TOI: Banking, as we have known it, appears headed for an upheaval. The Reserve Bank of India on Wednesday ‘in principle’ cleared 11 entities – including department of posts, top conglomerates such as Reliance Industries and Aditya Birla Group, telecom giants like Airtel and Vodafone, and a number of tech and finance companies – to set up ‘payments banks’.
Unlike ‘universal banks’ – as the regular banks are called – payments banks can accept deposits up to only Rs 1 lakh and cannot grant loans. They can only deposit their money in government bonds. They can issue debit cards but not credit cards. Other than this they can provide all the services of a universal bank.
Ever since the first round of bank nationalization in 1969, only two private business groups have been allowed to promote a bank. Although most corporate houses had applied for a universal bank licence, they all drew a blank, with only IDFC and Bandhan Microfinance being granted licences earlier this year.

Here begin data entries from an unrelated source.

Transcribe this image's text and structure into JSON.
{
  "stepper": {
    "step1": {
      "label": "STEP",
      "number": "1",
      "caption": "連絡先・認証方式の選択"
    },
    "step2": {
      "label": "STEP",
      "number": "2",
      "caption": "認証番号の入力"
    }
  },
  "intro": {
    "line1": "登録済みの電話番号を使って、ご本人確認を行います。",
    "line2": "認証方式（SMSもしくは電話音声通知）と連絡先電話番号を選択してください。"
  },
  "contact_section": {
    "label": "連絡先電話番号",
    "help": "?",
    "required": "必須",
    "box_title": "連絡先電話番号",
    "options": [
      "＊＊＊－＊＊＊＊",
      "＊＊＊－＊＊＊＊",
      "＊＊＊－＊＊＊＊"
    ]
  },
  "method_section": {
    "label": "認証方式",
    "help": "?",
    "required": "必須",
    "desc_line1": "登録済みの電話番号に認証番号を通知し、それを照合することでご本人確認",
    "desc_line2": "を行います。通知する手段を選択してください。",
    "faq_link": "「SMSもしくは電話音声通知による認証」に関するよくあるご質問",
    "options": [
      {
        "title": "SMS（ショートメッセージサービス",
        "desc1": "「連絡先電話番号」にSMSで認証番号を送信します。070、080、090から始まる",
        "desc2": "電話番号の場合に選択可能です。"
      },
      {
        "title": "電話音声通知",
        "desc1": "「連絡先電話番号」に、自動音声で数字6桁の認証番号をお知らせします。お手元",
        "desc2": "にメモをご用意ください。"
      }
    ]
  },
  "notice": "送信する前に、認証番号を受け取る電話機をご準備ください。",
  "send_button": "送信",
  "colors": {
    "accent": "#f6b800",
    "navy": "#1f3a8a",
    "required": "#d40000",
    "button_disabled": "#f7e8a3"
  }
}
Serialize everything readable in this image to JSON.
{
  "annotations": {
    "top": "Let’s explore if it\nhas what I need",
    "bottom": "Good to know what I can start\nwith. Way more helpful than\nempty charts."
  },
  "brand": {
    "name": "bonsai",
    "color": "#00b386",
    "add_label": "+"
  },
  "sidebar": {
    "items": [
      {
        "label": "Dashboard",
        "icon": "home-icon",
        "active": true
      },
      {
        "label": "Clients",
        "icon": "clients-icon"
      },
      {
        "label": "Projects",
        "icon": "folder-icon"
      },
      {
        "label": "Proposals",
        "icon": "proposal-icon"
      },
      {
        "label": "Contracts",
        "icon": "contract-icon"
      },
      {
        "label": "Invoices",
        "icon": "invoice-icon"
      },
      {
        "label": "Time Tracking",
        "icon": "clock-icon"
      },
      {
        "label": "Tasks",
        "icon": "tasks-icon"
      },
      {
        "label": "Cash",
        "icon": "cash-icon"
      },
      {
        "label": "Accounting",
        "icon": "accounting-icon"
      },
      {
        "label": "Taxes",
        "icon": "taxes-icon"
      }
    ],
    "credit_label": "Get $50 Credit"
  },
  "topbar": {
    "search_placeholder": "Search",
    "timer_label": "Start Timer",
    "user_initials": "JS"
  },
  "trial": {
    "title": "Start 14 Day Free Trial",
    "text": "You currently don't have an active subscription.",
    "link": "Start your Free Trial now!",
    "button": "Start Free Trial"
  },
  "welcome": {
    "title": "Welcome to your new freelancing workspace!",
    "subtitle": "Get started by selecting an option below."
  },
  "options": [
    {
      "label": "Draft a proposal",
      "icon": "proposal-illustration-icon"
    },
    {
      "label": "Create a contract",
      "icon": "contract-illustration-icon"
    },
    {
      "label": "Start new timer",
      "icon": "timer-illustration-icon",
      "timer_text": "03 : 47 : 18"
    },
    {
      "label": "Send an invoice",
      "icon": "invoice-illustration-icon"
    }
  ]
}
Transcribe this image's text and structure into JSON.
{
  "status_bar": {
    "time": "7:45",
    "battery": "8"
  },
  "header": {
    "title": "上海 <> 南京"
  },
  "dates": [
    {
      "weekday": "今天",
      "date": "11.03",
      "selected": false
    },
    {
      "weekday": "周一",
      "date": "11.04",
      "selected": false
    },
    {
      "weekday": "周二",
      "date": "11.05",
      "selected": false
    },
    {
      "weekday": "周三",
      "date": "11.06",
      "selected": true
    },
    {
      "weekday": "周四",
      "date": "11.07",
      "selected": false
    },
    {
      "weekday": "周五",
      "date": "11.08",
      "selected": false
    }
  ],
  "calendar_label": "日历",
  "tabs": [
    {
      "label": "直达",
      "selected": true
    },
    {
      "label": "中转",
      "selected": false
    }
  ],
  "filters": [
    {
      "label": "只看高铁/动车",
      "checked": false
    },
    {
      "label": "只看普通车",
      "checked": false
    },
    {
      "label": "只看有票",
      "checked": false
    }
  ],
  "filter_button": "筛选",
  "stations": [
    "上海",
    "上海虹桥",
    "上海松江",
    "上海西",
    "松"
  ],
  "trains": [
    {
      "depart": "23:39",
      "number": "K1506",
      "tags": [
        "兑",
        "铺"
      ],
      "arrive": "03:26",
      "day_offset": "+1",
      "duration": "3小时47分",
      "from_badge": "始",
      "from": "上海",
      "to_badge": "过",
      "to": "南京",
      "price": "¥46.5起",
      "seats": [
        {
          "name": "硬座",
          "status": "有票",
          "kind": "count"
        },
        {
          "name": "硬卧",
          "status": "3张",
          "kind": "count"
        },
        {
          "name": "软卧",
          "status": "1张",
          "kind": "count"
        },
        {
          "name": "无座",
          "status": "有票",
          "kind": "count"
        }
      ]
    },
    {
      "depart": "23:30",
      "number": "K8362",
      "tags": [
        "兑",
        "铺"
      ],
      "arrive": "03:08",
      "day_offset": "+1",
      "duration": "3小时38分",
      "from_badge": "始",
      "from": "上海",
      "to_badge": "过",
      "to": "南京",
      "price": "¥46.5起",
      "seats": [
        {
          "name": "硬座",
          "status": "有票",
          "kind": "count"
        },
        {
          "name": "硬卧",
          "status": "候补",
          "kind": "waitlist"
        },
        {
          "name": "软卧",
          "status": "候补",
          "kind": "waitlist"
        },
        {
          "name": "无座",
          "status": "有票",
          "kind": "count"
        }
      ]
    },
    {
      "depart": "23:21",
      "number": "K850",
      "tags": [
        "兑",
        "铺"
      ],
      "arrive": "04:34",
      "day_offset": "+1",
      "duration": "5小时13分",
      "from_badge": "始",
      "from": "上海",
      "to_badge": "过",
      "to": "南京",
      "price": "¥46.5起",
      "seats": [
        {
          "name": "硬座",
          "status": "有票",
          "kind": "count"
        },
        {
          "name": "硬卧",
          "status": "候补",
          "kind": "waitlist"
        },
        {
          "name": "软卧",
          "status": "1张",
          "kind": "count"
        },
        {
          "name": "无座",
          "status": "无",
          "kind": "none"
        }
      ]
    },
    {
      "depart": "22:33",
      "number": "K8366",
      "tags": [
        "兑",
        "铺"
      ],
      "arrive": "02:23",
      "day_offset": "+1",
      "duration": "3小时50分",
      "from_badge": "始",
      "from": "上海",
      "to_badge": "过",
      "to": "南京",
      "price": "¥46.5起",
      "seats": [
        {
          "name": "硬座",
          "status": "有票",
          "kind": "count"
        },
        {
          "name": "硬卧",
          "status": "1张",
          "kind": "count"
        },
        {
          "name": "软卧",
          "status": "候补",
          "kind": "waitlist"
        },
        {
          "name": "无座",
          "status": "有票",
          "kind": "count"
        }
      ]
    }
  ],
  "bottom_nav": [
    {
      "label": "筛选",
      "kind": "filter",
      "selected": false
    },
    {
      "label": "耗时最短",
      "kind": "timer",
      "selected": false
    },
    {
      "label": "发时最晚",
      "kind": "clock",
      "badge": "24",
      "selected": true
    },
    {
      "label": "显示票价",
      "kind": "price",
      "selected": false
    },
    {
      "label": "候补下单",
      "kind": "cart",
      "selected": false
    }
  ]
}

Payments banks will largely depend on mobile and ATM infrastructure to provide transaction banking services. Opening an account is expected to be like acquiring a pre-paid mobile number. Analysts expect intense competition, which should drive down charges for remittances, fund transfers and other banking transactions. Customers who do not have the means to maintain minimum balance will be welcomed into these banks as revenue will be earned through transaction charges and not on the spread of interest between deposits and loans.
What makes this round of licensing disruptive is that it brings together giants from across industries. For instance, the new payments bank to be set up by the department of posts will have access to the 1.55 lakh post offices across the country. State Bank of India will pick up a 30% stake in RIL’s bank which will use Reliance Jio’s 4G network to provide banking services. Airtel has the backing of Kotak Bank, which will hold a 19.9% stake in the proposed bank.
Announcing the list of successful applicants, RBI said that at this stage it would be difficult to predict which model will be successful in the emerging business of payments. The committee of the central board, which decided the final shortlist from among 41 applicants, chose entities with experience in different sectors and with different capabilities so that different models could be tried.
Besides the five named earlier, the successful applicants are National Securities Depository, Tech Mahindra, Sun Pharma promoter Dilip Shanghvi, Paytm founder Vijay Shekhar Sharma, Cholamandalam Distribution Services, and Fino PayTech. The unsuccessful 30 include Videocon and Kishore Biyani, Vakrangee Software and a host of digital payment companies. RBI has however said that it will use the learnings of this round of licensing and in future grant permissions ‘on tap’.
“The in-principle approval granted will be valid for a period of 18 months, during which time the applicants have to comply with the requirements under the guidelines and fulfil the other conditions as may be stipulated by RBI,” the central bank said in a statement. On being satisfied that the applicants have complied with the requisite conditions laid down by it as part of in-principle approval, RBI would grant a banking licence.